Facebook Pushes Mobile
Michael Harper for RedOrbit.com
It almost unfair to call Facebook a giant. However, there´s just no other word to accurately describe the social media site. Facebook has become so large and so ubiquitous that it has surpassed labels or definition. It´s no longer just a social media site, it´s THE social media site — it´s where your information lives, where memories are stored and where relationships are documented and catalogued. It´s become a sort of personal home-base, a digital calling card with which to identify yourself while traversing the deep blue Internet.
As our world goes mobile, this idea of Facebook as identification is taken even further.
In the fall of 2010, Mark Zuckerberg took the stage in Palo Alto and did 2 things: First, he killed any notion of a potential Facebook phone. Then, he introduced Single Sign On, the Facebook feature which connects the social media site to third-party and mobile apps.
Single Sign On isn´t without its potential drawbacks and naysayers. After all, should the worst happen, using Single Sign On could be the equivalent of losing your wallet in the shady side of town; All of your information and identity could be compromised. But when things go right, Single Sign On not only saves you the work of typing in your information yet again, but it also immediately brings the social advantages of the app to the forefront.
More and more frequently, mobile apps are allowing users to not only register with their service but login with a Facebook password.
In fact, there are so many apps jumping on this bandwagon that Facebook announced yesterday it sent more than 160 million users to mobile apps in April alone. This number is triple the amount of traffic they redirected in February. As a result, these mobile apps combined saw more than 1.1 billion visits, up from 320 million in February.
These numbers are good news for app developers, as well. Facebook even mentioned 7 out of the top 10 grossing apps on iOS and 6 of the top 10 grossing Android apps utilize the Single Sign On feature.
On their company blog, Jonathan Matus wrote, “As mentioned in previous highlights, features like Single Sign On and Open Graph increase installs, usage, and re-engagement for mobile apps, regardless of whether they are built for iOS, Android or the mobile web.”
Facebook highlights mobile apps such as BranchOut, Viddy and Flixster as apps which have greatly benefitted from their Single Sign On and Open Graph features, noting extreme and speedy growth on all accounts.
Despite these numbers and their enormous size, Wall Street may still have its doubts about how much the company is worth.
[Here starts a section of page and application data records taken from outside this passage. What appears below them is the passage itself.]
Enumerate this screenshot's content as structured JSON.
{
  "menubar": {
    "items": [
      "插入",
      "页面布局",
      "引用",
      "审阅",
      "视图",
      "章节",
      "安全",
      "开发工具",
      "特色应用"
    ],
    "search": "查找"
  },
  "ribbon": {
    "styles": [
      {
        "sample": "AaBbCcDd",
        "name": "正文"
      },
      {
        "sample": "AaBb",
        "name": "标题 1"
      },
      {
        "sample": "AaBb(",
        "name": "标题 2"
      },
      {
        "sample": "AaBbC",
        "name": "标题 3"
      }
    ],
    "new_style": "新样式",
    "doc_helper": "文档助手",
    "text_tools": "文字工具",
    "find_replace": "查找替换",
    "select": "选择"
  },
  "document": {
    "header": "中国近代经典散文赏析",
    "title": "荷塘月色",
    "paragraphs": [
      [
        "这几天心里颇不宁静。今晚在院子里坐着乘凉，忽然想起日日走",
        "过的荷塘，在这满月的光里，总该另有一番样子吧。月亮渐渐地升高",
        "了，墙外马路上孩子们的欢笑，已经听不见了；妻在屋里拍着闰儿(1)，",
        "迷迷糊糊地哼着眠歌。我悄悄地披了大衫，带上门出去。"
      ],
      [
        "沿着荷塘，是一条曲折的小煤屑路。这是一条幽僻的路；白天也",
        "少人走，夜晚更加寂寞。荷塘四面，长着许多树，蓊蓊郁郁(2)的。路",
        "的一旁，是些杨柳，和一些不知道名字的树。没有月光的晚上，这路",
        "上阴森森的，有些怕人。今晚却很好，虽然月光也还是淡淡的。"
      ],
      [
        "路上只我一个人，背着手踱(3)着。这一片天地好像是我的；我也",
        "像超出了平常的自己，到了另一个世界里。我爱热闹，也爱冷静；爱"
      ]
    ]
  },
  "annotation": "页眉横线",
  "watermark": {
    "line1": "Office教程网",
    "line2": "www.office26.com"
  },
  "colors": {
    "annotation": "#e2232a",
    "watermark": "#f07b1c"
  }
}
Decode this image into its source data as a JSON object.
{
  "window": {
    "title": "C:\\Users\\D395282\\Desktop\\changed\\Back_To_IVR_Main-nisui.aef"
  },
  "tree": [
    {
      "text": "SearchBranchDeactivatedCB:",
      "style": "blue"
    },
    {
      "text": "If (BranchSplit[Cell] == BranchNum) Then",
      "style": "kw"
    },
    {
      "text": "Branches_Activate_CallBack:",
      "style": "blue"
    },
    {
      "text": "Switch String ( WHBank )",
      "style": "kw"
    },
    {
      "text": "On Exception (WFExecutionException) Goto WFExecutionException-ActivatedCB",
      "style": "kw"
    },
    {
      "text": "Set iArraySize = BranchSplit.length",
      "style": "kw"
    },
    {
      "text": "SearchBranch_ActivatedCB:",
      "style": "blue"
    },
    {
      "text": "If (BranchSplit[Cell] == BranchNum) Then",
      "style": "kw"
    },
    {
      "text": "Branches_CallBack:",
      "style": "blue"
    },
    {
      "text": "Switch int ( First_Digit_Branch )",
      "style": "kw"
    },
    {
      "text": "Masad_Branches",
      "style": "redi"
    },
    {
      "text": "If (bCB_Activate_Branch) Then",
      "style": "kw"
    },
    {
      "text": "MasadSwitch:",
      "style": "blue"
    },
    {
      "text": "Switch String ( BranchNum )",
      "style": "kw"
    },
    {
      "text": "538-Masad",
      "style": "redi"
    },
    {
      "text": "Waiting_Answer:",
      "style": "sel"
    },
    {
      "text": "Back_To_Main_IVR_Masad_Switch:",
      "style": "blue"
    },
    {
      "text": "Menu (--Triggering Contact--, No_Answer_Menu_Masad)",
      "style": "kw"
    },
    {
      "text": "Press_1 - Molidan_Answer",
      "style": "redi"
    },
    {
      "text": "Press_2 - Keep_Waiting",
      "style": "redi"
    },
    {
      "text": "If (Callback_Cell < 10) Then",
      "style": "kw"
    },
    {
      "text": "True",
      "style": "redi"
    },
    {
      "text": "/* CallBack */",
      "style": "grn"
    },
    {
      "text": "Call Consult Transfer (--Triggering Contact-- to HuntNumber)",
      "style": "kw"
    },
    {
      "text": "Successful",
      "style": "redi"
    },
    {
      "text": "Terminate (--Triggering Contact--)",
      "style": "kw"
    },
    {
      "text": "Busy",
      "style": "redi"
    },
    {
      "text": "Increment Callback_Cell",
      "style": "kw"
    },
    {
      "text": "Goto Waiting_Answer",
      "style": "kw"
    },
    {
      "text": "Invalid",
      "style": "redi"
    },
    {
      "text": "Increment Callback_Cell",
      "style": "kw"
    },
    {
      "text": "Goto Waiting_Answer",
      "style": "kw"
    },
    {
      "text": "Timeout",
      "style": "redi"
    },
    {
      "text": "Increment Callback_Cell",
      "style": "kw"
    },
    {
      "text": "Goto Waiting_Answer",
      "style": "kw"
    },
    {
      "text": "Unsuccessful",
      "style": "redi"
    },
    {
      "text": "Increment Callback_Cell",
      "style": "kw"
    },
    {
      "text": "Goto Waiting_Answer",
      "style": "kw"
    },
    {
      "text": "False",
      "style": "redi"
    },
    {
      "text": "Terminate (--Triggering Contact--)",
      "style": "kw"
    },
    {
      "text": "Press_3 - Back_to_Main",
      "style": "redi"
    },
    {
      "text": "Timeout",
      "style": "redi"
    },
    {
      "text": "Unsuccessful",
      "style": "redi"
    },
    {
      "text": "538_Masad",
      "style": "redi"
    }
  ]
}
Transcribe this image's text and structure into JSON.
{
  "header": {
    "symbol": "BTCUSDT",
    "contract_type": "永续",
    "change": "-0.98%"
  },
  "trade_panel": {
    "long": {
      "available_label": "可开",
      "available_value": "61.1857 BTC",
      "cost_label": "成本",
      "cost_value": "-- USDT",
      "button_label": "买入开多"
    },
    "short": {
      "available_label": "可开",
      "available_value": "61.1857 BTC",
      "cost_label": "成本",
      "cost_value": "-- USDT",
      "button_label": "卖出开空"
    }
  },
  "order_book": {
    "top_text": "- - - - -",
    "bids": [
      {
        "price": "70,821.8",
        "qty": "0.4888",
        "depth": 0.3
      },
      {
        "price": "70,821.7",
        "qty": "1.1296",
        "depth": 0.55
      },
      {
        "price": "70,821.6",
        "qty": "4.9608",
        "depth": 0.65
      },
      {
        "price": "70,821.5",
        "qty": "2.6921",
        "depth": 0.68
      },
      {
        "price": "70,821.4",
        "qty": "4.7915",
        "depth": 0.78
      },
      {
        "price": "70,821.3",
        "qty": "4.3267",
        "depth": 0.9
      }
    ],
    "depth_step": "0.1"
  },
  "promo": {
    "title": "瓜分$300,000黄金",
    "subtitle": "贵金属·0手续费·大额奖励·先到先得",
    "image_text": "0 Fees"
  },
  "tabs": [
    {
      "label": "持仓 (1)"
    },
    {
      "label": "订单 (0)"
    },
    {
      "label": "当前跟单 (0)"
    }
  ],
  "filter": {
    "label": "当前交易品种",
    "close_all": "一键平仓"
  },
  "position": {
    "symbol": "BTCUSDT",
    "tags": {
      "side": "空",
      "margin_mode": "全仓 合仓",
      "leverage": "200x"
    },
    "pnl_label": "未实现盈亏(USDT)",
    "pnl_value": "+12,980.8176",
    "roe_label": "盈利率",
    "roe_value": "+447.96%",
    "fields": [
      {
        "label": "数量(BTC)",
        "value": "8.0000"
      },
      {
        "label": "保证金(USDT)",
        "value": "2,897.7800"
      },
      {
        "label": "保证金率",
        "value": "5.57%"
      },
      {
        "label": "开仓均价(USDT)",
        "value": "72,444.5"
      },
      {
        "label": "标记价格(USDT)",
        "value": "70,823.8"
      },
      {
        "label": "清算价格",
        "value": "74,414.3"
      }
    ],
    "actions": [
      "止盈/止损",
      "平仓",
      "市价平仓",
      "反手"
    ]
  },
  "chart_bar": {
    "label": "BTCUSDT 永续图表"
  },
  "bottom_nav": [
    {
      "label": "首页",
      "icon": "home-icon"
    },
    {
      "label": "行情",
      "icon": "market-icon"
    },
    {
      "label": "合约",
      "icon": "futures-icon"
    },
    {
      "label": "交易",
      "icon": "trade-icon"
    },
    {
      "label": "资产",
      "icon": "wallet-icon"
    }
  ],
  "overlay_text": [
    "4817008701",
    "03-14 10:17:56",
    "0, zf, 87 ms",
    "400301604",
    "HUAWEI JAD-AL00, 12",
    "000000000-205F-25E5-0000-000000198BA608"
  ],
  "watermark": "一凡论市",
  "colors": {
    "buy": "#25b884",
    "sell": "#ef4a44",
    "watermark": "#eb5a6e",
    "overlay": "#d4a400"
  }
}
Facebook is moving its way towards the largest IPO of any internet company, and trading may start as early as May 17.
Numbers like those released by Facebook yesterday are but another drop in the bucket that is the evidence that our world is progressively moving to mobile.